--- Records Enclosed Below ---

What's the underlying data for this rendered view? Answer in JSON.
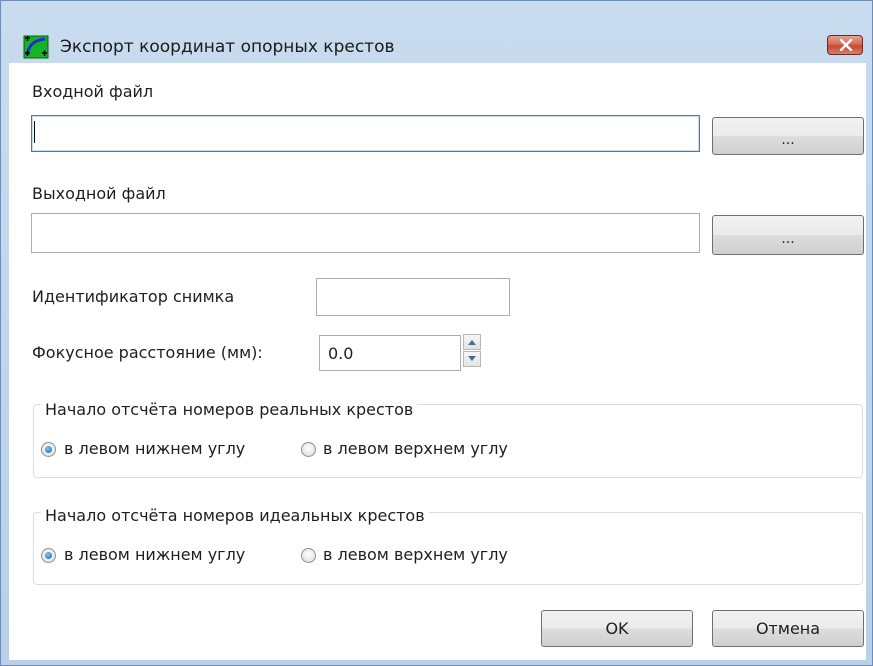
{
  "window": {
    "title": "Экспорт координат опорных крестов",
    "app_icon": "crosshair-app-icon",
    "close_icon": "close-icon"
  },
  "input_file": {
    "label": "Входной файл",
    "value": "",
    "browse_label": "..."
  },
  "output_file": {
    "label": "Выходной файл",
    "value": "",
    "browse_label": "..."
  },
  "image_id": {
    "label": "Идентификатор снимка",
    "value": ""
  },
  "focal_length": {
    "label": "Фокусное расстояние (мм):",
    "value": "0.0",
    "spin_up_icon": "arrow-up-icon",
    "spin_down_icon": "arrow-down-icon"
  },
  "real_crosses": {
    "title": "Начало отсчёта номеров реальных крестов",
    "options": [
      {
        "label": "в левом нижнем углу",
        "checked": true
      },
      {
        "label": "в левом верхнем углу",
        "checked": false
      }
    ]
  },
  "ideal_crosses": {
    "title": "Начало отсчёта номеров идеальных крестов",
    "options": [
      {
        "label": "в левом нижнем углу",
        "checked": true
      },
      {
        "label": "в левом верхнем углу",
        "checked": false
      }
    ]
  },
  "buttons": {
    "ok_label": "OK",
    "cancel_label": "Отмена"
  },
  "colors": {
    "frame": "#b9d0e8",
    "close_button": "#c24a33",
    "radio_checked": "#1c5f9e",
    "focus_border": "#3c7fb1"
  }
}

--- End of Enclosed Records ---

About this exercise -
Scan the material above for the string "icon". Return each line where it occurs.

Result of this task -
    "app_icon": "crosshair-app-icon",
    "close_icon": "close-icon"
    "spin_up_icon": "arrow-up-icon",
    "spin_down_icon": "arrow-down-icon"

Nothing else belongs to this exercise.